Besides being the topic of lab instructor Dr. Jessica TerBush’s PhD thesis, creep is time-dependent and important to understand when materials are used at temperatures over 50% of their melting point. You don’t want your car engine deforming as you drive down the highway, or your jet engine falling apart mid-flight, after all! In this lab, samples of aluminum are placed inside a furnace and weights are suspended from the bottom of the sample. Tests are done under two conditions, three tests at constant load/stress and three tests at constant temperature. Using the calculated creep rates, students are able to determine the stress exponent and activation energy from the Mukherjee-Bird-Dorn equation, which also allows them to comment on what the active mechanism may be.



Equipment Used

  • Constant-load creep frame consisting of a clamshell furnace, stainless steel sample fixtures and an aluminum weight hanger
  • Linear variable differential transducer (LVDT) to measure displacement
  • Various weights
  • Water basin for quenching samples
  • Analytical balance
  • Calipers
  • Micrometer head for calibration

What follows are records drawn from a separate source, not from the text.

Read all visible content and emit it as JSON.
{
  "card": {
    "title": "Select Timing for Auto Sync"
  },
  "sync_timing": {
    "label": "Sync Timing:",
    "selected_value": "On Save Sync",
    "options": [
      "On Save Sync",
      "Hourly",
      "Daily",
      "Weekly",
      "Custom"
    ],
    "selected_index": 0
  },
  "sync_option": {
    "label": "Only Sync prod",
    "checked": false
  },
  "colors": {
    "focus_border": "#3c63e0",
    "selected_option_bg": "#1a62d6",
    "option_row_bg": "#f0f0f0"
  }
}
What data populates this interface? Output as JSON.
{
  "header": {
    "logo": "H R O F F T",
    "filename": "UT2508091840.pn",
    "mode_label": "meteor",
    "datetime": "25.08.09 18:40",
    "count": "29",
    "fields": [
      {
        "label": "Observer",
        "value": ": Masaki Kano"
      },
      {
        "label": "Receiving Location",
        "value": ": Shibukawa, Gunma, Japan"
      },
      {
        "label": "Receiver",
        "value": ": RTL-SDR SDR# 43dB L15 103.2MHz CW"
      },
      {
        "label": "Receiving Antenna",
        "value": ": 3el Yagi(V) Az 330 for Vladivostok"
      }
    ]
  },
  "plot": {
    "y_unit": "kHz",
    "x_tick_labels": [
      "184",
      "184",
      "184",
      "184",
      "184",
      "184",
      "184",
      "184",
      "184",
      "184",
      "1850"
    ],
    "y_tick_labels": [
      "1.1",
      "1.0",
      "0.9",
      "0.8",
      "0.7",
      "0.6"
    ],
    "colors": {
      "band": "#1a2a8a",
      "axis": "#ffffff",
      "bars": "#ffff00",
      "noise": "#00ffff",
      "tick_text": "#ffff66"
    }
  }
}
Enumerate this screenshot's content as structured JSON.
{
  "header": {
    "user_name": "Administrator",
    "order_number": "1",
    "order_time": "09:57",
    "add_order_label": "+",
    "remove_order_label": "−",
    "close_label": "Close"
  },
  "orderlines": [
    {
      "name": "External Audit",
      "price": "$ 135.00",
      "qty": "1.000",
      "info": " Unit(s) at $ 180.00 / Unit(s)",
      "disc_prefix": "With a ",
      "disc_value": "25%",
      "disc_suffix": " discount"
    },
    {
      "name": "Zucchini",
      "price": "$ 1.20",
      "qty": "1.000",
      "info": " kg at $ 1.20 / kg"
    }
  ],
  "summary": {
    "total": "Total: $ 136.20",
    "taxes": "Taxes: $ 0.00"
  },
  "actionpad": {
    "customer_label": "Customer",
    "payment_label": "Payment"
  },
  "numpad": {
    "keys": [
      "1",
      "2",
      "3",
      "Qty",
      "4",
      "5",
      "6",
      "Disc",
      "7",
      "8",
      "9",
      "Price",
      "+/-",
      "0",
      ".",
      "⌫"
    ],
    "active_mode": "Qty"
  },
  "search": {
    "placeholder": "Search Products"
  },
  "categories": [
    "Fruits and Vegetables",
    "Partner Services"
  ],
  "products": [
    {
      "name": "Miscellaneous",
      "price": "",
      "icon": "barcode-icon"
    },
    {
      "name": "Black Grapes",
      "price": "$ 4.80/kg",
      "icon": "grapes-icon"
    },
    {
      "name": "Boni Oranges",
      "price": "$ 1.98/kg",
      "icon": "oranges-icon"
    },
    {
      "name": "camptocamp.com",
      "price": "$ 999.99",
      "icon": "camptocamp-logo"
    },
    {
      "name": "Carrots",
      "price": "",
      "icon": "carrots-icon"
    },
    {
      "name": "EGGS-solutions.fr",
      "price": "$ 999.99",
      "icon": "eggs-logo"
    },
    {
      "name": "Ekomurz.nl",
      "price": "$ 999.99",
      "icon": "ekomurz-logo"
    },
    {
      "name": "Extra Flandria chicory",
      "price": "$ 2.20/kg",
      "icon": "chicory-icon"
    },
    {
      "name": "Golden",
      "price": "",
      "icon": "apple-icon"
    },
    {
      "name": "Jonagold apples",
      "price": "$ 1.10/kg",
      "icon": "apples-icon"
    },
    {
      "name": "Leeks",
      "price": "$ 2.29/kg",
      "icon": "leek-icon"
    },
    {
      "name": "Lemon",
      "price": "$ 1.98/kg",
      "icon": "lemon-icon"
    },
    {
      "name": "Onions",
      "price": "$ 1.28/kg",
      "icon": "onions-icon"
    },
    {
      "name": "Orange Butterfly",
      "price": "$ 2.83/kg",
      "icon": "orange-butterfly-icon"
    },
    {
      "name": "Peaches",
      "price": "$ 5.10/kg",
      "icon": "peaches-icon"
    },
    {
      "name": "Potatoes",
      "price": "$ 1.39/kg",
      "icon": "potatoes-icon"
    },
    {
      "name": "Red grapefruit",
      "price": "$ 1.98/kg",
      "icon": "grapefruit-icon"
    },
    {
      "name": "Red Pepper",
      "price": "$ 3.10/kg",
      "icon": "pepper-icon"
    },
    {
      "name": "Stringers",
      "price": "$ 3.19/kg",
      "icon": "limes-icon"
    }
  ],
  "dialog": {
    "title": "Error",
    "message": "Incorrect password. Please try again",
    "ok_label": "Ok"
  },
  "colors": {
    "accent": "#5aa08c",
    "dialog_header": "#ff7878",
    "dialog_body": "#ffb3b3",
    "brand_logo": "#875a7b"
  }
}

Material Tested

  • 1100 Aluminum samples, machined into “dogbone” specimens